Page and application data records:
____________
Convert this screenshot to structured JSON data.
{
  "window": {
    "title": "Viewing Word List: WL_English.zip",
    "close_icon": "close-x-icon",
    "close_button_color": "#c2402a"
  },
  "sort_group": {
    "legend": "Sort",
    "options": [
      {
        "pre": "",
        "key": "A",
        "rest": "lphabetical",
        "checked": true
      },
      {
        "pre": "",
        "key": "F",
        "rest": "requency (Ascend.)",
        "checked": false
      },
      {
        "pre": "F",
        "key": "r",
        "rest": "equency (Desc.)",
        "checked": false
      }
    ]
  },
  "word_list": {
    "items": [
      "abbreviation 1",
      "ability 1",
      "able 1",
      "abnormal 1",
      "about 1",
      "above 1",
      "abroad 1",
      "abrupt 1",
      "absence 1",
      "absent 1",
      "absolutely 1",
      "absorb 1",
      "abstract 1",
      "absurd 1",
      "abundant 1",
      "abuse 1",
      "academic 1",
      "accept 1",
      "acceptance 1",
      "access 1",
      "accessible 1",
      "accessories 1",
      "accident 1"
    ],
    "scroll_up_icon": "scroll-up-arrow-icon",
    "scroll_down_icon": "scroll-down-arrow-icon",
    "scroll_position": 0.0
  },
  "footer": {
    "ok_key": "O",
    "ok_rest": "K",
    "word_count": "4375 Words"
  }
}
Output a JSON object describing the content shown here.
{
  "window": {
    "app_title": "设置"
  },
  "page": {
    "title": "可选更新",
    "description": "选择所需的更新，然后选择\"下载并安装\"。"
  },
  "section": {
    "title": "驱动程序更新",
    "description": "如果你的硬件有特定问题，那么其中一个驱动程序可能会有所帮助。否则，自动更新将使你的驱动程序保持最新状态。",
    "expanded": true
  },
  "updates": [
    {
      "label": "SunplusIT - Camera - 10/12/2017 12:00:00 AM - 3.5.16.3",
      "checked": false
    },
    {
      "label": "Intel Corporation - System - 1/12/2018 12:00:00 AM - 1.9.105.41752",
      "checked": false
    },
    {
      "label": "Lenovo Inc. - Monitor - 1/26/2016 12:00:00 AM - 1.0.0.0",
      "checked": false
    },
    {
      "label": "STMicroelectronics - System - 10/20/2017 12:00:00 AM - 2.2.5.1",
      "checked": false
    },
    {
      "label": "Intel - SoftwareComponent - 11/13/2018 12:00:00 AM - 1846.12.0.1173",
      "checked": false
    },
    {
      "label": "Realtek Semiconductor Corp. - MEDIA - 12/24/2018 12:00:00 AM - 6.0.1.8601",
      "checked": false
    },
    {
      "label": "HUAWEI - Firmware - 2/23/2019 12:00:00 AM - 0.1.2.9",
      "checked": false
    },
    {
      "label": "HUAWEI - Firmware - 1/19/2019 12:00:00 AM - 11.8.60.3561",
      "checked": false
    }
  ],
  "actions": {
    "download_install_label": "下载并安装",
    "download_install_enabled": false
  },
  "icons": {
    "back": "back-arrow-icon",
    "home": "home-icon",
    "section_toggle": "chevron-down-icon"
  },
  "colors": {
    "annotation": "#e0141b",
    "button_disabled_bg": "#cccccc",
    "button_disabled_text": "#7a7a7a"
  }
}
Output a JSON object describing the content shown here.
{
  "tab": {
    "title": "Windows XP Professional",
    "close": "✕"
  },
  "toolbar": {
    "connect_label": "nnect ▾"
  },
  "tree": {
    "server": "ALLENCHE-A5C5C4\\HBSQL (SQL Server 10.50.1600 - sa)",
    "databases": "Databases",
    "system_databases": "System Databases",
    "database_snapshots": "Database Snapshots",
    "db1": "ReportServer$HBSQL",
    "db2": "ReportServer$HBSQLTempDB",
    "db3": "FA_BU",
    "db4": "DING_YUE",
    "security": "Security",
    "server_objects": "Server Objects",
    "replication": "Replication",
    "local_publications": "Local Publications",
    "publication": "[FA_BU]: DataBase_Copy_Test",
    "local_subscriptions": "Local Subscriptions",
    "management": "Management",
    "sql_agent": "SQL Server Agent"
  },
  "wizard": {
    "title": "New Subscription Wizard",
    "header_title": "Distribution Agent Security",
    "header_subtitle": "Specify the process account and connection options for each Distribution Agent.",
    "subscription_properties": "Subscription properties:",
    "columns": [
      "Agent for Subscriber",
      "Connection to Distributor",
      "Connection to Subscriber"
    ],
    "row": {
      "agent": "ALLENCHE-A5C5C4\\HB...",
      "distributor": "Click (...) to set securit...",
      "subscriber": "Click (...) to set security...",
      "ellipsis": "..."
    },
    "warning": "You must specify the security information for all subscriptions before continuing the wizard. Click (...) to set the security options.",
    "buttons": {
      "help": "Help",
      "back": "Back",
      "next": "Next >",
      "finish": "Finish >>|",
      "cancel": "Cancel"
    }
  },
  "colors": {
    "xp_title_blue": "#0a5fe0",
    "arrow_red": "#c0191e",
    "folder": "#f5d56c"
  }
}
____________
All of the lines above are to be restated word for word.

WRITTEN ANSWER:
Convert this screenshot to structured JSON data.
{
  "window": {
    "title": "Viewing Word List: WL_English.zip",
    "close_icon": "close-x-icon",
    "close_button_color": "#c2402a"
  },
  "sort_group": {
    "legend": "Sort",
    "options": [
      {
        "pre": "",
        "key": "A",
        "rest": "lphabetical",
        "checked": true
      },
      {
        "pre": "",
        "key": "F",
        "rest": "requency (Ascend.)",
        "checked": false
      },
      {
        "pre": "F",
        "key": "r",
        "rest": "equency (Desc.)",
        "checked": false
      }
    ]
  },
  "word_list": {
    "items": [
      "abbreviation 1",
      "ability 1",
      "able 1",
      "abnormal 1",
      "about 1",
      "above 1",
      "abroad 1",
      "abrupt 1",
      "absence 1",
      "absent 1",
      "absolutely 1",
      "absorb 1",
      "abstract 1",
      "absurd 1",
      "abundant 1",
      "abuse 1",
      "academic 1",
      "accept 1",
      "acceptance 1",
      "access 1",
      "accessible 1",
      "accessories 1",
      "accident 1"
    ],
    "scroll_up_icon": "scroll-up-arrow-icon",
    "scroll_down_icon": "scroll-down-arrow-icon",
    "scroll_position": 0.0
  },
  "footer": {
    "ok_key": "O",
    "ok_rest": "K",
    "word_count": "4375 Words"
  }
}
Output a JSON object describing the content shown here.
{
  "window": {
    "app_title": "设置"
  },
  "page": {
    "title": "可选更新",
    "description": "选择所需的更新，然后选择\"下载并安装\"。"
  },
  "section": {
    "title": "驱动程序更新",
    "description": "如果你的硬件有特定问题，那么其中一个驱动程序可能会有所帮助。否则，自动更新将使你的驱动程序保持最新状态。",
    "expanded": true
  },
  "updates": [
    {
      "label": "SunplusIT - Camera - 10/12/2017 12:00:00 AM - 3.5.16.3",
      "checked": false
    },
    {
      "label": "Intel Corporation - System - 1/12/2018 12:00:00 AM - 1.9.105.41752",
      "checked": false
    },
    {
      "label": "Lenovo Inc. - Monitor - 1/26/2016 12:00:00 AM - 1.0.0.0",
      "checked": false
    },
    {
      "label": "STMicroelectronics - System - 10/20/2017 12:00:00 AM - 2.2.5.1",
      "checked": false
    },
    {
      "label": "Intel - SoftwareComponent - 11/13/2018 12:00:00 AM - 1846.12.0.1173",
      "checked": false
    },
    {
      "label": "Realtek Semiconductor Corp. - MEDIA - 12/24/2018 12:00:00 AM - 6.0.1.8601",
      "checked": false
    },
    {
      "label": "HUAWEI - Firmware - 2/23/2019 12:00:00 AM - 0.1.2.9",
      "checked": false
    },
    {
      "label": "HUAWEI - Firmware - 1/19/2019 12:00:00 AM - 11.8.60.3561",
      "checked": false
    }
  ],
  "actions": {
    "download_install_label": "下载并安装",
    "download_install_enabled": false
  },
  "icons": {
    "back": "back-arrow-icon",
    "home": "home-icon",
    "section_toggle": "chevron-down-icon"
  },
  "colors": {
    "annotation": "#e0141b",
    "button_disabled_bg": "#cccccc",
    "button_disabled_text": "#7a7a7a"
  }
}
Output a JSON object describing the content shown here.
{
  "tab": {
    "title": "Windows XP Professional",
    "close": "✕"
  },
  "toolbar": {
    "connect_label": "nnect ▾"
  },
  "tree": {
    "server": "ALLENCHE-A5C5C4\\HBSQL (SQL Server 10.50.1600 - sa)",
    "databases": "Databases",
    "system_databases": "System Databases",
    "database_snapshots": "Database Snapshots",
    "db1": "ReportServer$HBSQL",
    "db2": "ReportServer$HBSQLTempDB",
    "db3": "FA_BU",
    "db4": "DING_YUE",
    "security": "Security",
    "server_objects": "Server Objects",
    "replication": "Replication",
    "local_publications": "Local Publications",
    "publication": "[FA_BU]: DataBase_Copy_Test",
    "local_subscriptions": "Local Subscriptions",
    "management": "Management",
    "sql_agent": "SQL Server Agent"
  },
  "wizard": {
    "title": "New Subscription Wizard",
    "header_title": "Distribution Agent Security",
    "header_subtitle": "Specify the process account and connection options for each Distribution Agent.",
    "subscription_properties": "Subscription properties:",
    "columns": [
      "Agent for Subscriber",
      "Connection to Distributor",
      "Connection to Subscriber"
    ],
    "row": {
      "agent": "ALLENCHE-A5C5C4\\HB...",
      "distributor": "Click (...) to set securit...",
      "subscriber": "Click (...) to set security...",
      "ellipsis": "..."
    },
    "warning": "You must specify the security information for all subscriptions before continuing the wizard. Click (...) to set the security options.",
    "buttons": {
      "help": "Help",
      "back": "Back",
      "next": "Next >",
      "finish": "Finish >>|",
      "cancel": "Cancel"
    }
  },
  "colors": {
    "xp_title_blue": "#0a5fe0",
    "arrow_red": "#c0191e",
    "folder": "#f5d56c"
  }
}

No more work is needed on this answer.